We talked about the different areas where people can do voicework professionally such as animation, video games, commercials, audio books, and more. Then specifically the areas in which I would be interested working.

After discussing career options, we went through some exercises. Obviously each client is different in their experience, skill level, and in the areas where they need improvement. Lesley’s abilities as a coach are grounded in her professional experience as a casting director. She knows what to listen for in a successful audition, so she can help you sound your best.

We started as many voice coaches do, with breathing exercises. Its amazing how little we think about something we literally do every second of our lives. I was surprised by how much of good voice work is physical. Controlling your diaphragm, and making the most of the fuel you’re taking in to power your instrument.

Then we moved on to articulation, think of your lips, your jaw, and your tongue as the parts of a machine. They all have to work in harmony to produce the desired sound. As is the case with any physical activity, its always best to stretch before you begin. So to wrap things up, we did some tongue twisters.
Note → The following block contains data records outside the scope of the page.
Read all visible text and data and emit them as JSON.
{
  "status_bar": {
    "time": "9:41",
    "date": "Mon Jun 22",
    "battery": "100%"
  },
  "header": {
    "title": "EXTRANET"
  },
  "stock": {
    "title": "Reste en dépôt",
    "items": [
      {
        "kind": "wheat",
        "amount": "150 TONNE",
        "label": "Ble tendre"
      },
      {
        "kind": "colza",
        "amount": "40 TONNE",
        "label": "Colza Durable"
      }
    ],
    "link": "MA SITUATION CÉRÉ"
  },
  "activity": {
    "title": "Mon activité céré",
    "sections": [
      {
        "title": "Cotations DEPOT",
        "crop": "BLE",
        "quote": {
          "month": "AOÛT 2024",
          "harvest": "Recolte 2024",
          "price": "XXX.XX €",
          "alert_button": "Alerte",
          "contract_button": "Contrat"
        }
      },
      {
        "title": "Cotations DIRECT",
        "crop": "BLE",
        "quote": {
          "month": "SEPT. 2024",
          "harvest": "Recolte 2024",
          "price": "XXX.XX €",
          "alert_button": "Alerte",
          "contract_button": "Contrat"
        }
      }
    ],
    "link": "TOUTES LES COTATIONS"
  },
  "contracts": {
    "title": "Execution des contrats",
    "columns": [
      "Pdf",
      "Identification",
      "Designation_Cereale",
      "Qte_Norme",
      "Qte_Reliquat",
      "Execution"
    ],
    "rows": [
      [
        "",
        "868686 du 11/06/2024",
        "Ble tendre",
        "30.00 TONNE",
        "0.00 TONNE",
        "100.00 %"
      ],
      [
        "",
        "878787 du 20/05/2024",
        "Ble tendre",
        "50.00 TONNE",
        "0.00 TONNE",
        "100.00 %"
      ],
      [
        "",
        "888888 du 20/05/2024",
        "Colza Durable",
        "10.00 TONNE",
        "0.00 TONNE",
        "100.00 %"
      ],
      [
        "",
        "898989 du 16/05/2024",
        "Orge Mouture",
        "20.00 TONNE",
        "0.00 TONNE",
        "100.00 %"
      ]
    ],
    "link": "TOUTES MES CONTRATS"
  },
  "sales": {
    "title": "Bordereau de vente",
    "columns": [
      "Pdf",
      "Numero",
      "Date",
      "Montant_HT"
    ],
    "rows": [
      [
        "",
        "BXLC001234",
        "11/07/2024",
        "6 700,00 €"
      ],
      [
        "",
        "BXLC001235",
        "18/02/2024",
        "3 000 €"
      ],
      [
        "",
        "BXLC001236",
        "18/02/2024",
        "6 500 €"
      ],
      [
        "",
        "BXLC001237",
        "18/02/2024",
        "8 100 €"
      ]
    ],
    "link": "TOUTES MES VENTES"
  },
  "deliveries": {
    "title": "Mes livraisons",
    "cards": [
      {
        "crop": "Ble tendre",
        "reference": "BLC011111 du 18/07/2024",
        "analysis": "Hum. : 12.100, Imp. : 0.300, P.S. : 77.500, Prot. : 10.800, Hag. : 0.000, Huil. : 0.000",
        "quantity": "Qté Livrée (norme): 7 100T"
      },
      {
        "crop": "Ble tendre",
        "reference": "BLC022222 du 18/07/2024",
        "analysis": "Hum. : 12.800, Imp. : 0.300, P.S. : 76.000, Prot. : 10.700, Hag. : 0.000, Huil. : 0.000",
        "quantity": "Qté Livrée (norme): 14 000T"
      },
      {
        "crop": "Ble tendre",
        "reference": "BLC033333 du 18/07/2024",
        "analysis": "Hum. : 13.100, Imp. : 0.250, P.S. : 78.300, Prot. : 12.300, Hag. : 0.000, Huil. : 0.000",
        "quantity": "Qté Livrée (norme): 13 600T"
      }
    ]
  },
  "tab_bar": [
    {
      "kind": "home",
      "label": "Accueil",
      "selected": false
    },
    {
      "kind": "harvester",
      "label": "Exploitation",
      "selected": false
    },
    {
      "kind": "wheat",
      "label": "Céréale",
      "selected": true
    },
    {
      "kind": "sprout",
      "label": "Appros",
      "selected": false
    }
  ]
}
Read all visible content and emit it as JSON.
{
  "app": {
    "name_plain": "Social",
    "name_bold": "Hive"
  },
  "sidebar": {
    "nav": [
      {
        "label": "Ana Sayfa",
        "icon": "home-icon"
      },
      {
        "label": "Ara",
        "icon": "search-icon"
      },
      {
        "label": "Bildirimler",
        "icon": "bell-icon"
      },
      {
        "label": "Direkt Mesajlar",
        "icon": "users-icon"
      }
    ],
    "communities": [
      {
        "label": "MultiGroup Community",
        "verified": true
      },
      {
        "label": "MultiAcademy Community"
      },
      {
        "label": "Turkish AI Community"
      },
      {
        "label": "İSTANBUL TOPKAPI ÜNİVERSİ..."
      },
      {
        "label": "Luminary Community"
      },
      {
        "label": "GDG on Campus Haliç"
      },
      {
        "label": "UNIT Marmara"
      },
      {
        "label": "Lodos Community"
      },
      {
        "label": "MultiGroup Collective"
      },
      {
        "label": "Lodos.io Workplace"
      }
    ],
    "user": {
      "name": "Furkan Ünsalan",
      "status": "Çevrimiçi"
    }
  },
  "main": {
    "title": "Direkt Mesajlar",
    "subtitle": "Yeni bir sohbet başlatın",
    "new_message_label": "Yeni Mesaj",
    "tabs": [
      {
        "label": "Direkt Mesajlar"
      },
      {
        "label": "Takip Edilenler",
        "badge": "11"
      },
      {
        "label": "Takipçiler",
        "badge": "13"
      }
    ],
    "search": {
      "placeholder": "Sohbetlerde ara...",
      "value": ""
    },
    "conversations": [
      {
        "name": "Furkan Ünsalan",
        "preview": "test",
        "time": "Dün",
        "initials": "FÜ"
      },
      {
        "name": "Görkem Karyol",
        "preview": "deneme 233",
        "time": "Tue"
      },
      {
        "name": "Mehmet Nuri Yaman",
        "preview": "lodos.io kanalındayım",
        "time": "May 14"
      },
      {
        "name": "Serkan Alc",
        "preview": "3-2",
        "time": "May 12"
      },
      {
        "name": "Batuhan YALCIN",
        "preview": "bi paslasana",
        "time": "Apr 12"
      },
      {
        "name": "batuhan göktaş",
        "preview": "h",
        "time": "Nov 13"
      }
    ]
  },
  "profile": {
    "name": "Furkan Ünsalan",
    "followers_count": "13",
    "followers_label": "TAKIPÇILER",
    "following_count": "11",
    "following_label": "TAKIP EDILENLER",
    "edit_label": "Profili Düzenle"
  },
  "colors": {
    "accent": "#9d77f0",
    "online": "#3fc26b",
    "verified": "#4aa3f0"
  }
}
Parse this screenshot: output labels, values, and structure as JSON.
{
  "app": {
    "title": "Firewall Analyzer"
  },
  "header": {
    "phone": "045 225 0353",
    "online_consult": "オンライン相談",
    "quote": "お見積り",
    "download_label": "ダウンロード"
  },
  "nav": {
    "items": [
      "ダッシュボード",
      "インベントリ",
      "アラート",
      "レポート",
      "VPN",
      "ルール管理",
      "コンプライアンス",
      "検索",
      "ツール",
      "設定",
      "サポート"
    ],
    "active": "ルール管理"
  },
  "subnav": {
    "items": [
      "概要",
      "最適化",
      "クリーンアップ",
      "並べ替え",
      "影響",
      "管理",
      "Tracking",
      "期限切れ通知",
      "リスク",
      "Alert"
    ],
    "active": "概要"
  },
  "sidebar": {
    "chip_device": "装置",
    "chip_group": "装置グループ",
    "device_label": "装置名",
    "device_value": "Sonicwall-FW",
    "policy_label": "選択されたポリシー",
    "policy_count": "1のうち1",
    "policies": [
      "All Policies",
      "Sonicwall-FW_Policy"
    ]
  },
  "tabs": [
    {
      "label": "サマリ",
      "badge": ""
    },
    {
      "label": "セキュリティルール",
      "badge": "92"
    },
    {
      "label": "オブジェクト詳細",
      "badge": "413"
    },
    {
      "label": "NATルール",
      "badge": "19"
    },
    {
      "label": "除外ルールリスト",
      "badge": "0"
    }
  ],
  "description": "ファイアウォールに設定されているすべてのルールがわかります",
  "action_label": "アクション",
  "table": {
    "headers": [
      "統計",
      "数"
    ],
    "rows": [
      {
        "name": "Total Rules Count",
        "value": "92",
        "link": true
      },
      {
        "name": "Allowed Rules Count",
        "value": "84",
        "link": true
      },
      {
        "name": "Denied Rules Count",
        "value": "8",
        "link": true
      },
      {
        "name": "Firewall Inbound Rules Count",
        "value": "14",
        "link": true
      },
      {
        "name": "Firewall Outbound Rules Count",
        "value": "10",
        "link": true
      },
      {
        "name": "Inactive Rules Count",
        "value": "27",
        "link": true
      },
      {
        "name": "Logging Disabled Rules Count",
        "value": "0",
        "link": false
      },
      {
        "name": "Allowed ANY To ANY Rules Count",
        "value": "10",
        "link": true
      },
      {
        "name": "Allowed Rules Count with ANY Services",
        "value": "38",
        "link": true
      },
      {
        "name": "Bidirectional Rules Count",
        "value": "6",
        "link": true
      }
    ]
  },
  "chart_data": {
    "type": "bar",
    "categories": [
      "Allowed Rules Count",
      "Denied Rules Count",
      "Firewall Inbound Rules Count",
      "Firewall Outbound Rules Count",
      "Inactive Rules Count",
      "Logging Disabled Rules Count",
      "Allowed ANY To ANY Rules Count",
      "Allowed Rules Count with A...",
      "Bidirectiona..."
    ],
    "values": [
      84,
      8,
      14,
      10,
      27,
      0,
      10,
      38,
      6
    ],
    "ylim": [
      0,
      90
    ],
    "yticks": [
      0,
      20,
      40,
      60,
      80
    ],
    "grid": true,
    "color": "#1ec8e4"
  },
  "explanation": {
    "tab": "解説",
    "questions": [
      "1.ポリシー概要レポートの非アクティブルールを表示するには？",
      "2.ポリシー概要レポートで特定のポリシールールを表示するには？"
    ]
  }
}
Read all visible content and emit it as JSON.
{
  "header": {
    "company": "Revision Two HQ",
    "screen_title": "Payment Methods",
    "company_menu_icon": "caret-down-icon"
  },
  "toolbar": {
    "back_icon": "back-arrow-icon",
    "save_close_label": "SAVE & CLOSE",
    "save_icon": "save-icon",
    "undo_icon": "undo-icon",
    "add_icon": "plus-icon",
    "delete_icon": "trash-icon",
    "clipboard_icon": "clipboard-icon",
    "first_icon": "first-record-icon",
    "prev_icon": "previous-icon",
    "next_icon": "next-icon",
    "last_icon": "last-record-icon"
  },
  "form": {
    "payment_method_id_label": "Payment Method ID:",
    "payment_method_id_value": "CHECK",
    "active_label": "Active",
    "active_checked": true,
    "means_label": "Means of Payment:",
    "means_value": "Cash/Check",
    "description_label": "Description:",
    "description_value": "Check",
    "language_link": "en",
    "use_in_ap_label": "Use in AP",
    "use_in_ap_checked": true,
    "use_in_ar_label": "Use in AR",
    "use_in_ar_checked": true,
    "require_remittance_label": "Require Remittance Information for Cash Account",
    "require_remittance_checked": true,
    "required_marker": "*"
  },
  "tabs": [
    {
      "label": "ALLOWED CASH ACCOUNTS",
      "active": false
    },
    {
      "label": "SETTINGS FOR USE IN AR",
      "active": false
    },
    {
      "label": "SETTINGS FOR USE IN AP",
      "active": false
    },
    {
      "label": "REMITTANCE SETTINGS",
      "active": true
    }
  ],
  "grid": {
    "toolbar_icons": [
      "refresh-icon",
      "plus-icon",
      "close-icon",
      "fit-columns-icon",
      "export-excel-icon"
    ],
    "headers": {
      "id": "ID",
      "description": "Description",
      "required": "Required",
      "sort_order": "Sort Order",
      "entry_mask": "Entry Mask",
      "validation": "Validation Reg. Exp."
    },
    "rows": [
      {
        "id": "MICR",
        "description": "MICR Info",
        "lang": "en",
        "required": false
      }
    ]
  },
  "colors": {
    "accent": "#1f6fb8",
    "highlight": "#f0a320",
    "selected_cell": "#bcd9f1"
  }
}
After warming up, we moved on to inflectional changes. Many people don’t realize just how much of “voice acting” is actual “acting.” This was the exercise I found the most interesting: Try saying the word “Yes” 3 times each to indicate certainty, indecision, and sarcasm. Try saying the word “No” 3 times to each to indicate certainty, indecision, surprise, annoyance, and delight. Say the sentence “I’ll be there” 3 times each to indicate determination, pleased agreement, surprised, and annoyance. We did more, but you get the idea.

Then I asked her about about demos. I was relieved when Lesley told me that her advice was to wait, work on improving your abilities, and then make a few short recordings targeted specifically at the kind of jobs you’re hoping to get. One of the things I read when researching Voice coaches was that if a potential voice coach wants you to spend money right away making a demo with them, you should treat it as a red flag.

The average casting director makes their decision within 10 seconds of listening to your voice. So you don’t need to do one long recording showcasing all of your different abilities. Just do a quick example of a car commercial. Do a short political ad, etc. Lesley shared some great resources with me, like websites that have a library of scripts from previous advertising campaigns.

Finally, I was given homework. Lesley gave me a guide for how to create character voices. It begins with a voice… Any voice. The next step is to put that Voice through a series of filters. Make it go as high or as low, as loud or soft as you can. Use your teeth nose lips and tongue to change the voice.

I scheduled my next appointment with her and went home to download some scripts and start practicing!

I’ll be back next week to tell you about what I’ve learned, and what comes next